» YOUR OBJECTIVE
In the entries that follow, count each line containing "Search" and state the total, nothing more.

(App and web page records)
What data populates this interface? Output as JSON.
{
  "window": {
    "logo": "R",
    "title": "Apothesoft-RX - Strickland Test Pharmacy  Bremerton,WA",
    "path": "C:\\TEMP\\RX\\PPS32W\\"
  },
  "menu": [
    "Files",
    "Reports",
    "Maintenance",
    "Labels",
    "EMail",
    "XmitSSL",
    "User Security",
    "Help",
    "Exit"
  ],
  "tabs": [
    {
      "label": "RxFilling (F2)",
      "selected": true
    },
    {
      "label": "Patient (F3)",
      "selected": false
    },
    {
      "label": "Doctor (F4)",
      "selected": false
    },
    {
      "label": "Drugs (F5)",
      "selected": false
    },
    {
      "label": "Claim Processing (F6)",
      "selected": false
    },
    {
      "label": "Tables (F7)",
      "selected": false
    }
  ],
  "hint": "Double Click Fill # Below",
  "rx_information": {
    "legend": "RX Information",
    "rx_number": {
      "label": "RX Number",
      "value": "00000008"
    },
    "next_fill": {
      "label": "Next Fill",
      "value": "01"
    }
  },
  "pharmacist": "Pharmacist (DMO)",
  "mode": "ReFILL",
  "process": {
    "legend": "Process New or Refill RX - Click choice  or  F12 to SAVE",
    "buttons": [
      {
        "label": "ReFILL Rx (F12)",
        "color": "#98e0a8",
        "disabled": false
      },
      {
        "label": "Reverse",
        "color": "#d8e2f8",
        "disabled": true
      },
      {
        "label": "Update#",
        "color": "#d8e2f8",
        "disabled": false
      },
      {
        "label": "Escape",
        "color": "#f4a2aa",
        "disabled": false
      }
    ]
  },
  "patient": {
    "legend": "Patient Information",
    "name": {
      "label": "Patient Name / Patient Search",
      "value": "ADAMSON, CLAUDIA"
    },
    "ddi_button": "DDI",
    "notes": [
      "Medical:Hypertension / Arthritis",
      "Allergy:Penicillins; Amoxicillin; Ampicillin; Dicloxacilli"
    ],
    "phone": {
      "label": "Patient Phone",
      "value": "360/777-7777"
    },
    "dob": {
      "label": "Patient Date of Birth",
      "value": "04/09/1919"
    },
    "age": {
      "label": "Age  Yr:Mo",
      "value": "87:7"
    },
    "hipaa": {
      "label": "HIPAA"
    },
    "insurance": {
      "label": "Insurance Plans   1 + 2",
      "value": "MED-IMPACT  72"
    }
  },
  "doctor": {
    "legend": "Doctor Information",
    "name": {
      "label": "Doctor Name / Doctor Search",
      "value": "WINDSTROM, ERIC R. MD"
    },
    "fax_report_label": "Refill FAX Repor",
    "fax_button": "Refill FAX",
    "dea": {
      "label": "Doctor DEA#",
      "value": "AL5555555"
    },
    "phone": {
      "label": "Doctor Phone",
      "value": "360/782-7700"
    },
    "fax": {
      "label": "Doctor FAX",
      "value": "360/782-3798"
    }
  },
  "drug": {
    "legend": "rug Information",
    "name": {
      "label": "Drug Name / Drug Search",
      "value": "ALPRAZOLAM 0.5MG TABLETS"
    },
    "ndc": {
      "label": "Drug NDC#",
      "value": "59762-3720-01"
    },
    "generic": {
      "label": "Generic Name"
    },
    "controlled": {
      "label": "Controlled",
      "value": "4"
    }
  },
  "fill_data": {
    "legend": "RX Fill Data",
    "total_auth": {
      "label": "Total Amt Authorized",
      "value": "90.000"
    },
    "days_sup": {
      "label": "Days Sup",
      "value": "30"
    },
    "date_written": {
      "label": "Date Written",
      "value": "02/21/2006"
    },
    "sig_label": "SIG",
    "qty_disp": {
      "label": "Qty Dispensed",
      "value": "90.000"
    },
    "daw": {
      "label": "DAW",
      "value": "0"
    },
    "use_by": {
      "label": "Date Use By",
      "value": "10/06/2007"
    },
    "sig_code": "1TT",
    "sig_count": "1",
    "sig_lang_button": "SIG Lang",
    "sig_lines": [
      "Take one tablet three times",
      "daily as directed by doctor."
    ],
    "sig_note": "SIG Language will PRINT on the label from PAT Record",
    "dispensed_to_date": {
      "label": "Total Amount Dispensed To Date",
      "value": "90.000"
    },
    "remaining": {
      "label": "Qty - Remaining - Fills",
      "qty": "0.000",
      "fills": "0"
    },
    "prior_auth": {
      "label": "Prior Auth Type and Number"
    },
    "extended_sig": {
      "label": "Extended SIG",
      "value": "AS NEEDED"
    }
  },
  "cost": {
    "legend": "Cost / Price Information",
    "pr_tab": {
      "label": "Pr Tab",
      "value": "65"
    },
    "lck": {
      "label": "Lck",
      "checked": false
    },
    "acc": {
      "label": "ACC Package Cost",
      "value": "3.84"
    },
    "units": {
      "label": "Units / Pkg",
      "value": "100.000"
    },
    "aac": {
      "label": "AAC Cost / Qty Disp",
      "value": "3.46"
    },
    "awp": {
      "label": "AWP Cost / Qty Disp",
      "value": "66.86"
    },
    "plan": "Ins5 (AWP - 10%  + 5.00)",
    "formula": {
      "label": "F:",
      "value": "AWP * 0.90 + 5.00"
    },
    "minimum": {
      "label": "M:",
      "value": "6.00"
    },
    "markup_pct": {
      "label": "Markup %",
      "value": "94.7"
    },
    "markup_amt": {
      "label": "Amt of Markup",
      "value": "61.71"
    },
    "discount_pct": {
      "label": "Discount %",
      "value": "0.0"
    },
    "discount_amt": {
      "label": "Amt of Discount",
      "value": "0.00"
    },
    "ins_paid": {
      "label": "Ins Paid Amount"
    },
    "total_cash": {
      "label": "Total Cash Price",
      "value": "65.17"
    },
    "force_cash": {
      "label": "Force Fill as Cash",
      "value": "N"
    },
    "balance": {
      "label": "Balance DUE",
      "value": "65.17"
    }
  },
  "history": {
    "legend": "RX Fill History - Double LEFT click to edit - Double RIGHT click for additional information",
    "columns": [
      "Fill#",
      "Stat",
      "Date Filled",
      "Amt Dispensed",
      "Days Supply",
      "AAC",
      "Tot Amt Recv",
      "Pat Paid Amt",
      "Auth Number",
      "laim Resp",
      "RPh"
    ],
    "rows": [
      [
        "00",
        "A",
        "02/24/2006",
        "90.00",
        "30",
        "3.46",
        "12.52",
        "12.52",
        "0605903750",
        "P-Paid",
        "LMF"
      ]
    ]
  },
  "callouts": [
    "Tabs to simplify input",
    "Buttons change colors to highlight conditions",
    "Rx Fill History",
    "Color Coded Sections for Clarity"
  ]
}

» YOUR RESPONSE
3